▸ **WHAT TO WORK ON**: Give back the material that follows, identical in every line.

▸ **PROVIDED RECORDS**:
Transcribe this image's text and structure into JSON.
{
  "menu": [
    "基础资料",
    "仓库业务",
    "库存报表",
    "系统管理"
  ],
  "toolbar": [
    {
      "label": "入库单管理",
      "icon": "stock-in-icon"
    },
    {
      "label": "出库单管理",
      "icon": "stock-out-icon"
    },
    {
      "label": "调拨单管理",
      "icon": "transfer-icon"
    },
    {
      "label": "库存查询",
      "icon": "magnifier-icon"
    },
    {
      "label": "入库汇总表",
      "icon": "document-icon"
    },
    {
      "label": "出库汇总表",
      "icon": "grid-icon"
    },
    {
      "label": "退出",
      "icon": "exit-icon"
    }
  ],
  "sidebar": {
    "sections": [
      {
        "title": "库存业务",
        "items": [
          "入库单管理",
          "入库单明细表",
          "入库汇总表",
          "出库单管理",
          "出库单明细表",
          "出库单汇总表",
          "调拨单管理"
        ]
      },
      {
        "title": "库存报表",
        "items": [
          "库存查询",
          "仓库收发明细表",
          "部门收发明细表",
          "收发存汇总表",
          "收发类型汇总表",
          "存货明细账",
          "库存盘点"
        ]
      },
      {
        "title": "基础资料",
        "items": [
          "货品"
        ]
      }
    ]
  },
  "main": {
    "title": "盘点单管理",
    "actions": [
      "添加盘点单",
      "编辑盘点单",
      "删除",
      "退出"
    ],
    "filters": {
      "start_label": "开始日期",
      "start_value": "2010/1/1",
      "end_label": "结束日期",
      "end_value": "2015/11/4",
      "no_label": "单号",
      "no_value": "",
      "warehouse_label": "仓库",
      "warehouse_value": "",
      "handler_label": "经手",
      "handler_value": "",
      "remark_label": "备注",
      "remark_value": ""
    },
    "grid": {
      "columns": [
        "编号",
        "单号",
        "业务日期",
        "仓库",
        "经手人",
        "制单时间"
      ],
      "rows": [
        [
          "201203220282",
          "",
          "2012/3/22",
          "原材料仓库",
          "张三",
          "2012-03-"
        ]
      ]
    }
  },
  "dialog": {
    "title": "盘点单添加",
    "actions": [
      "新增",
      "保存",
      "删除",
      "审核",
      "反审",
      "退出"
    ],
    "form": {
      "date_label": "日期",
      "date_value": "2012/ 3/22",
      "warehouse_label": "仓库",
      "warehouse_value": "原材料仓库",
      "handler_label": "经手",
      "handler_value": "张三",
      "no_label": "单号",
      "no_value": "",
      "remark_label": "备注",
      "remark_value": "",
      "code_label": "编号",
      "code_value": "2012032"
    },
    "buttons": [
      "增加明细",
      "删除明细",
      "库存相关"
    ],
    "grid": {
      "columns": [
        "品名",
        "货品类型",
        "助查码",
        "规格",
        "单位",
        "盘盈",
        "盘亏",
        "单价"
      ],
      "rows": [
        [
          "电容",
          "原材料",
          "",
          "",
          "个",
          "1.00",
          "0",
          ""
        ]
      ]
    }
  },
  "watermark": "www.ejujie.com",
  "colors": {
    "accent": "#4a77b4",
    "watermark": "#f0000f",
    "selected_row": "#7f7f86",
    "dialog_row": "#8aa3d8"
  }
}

▸ **SOLUTION**:
Transcribe this image's text and structure into JSON.
{
  "menu": [
    "基础资料",
    "仓库业务",
    "库存报表",
    "系统管理"
  ],
  "toolbar": [
    {
      "label": "入库单管理",
      "icon": "stock-in-icon"
    },
    {
      "label": "出库单管理",
      "icon": "stock-out-icon"
    },
    {
      "label": "调拨单管理",
      "icon": "transfer-icon"
    },
    {
      "label": "库存查询",
      "icon": "magnifier-icon"
    },
    {
      "label": "入库汇总表",
      "icon": "document-icon"
    },
    {
      "label": "出库汇总表",
      "icon": "grid-icon"
    },
    {
      "label": "退出",
      "icon": "exit-icon"
    }
  ],
  "sidebar": {
    "sections": [
      {
        "title": "库存业务",
        "items": [
          "入库单管理",
          "入库单明细表",
          "入库汇总表",
          "出库单管理",
          "出库单明细表",
          "出库单汇总表",
          "调拨单管理"
        ]
      },
      {
        "title": "库存报表",
        "items": [
          "库存查询",
          "仓库收发明细表",
          "部门收发明细表",
          "收发存汇总表",
          "收发类型汇总表",
          "存货明细账",
          "库存盘点"
        ]
      },
      {
        "title": "基础资料",
        "items": [
          "货品"
        ]
      }
    ]
  },
  "main": {
    "title": "盘点单管理",
    "actions": [
      "添加盘点单",
      "编辑盘点单",
      "删除",
      "退出"
    ],
    "filters": {
      "start_label": "开始日期",
      "start_value": "2010/1/1",
      "end_label": "结束日期",
      "end_value": "2015/11/4",
      "no_label": "单号",
      "no_value": "",
      "warehouse_label": "仓库",
      "warehouse_value": "",
      "handler_label": "经手",
      "handler_value": "",
      "remark_label": "备注",
      "remark_value": ""
    },
    "grid": {
      "columns": [
        "编号",
        "单号",
        "业务日期",
        "仓库",
        "经手人",
        "制单时间"
      ],
      "rows": [
        [
          "201203220282",
          "",
          "2012/3/22",
          "原材料仓库",
          "张三",
          "2012-03-"
        ]
      ]
    }
  },
  "dialog": {
    "title": "盘点单添加",
    "actions": [
      "新增",
      "保存",
      "删除",
      "审核",
      "反审",
      "退出"
    ],
    "form": {
      "date_label": "日期",
      "date_value": "2012/ 3/22",
      "warehouse_label": "仓库",
      "warehouse_value": "原材料仓库",
      "handler_label": "经手",
      "handler_value": "张三",
      "no_label": "单号",
      "no_value": "",
      "remark_label": "备注",
      "remark_value": "",
      "code_label": "编号",
      "code_value": "2012032"
    },
    "buttons": [
      "增加明细",
      "删除明细",
      "库存相关"
    ],
    "grid": {
      "columns": [
        "品名",
        "货品类型",
        "助查码",
        "规格",
        "单位",
        "盘盈",
        "盘亏",
        "单价"
      ],
      "rows": [
        [
          "电容",
          "原材料",
          "",
          "",
          "个",
          "1.00",
          "0",
          ""
        ]
      ]
    }
  },
  "watermark": "www.ejujie.com",
  "colors": {
    "accent": "#4a77b4",
    "watermark": "#f0000f",
    "selected_row": "#7f7f86",
    "dialog_row": "#8aa3d8"
  }
}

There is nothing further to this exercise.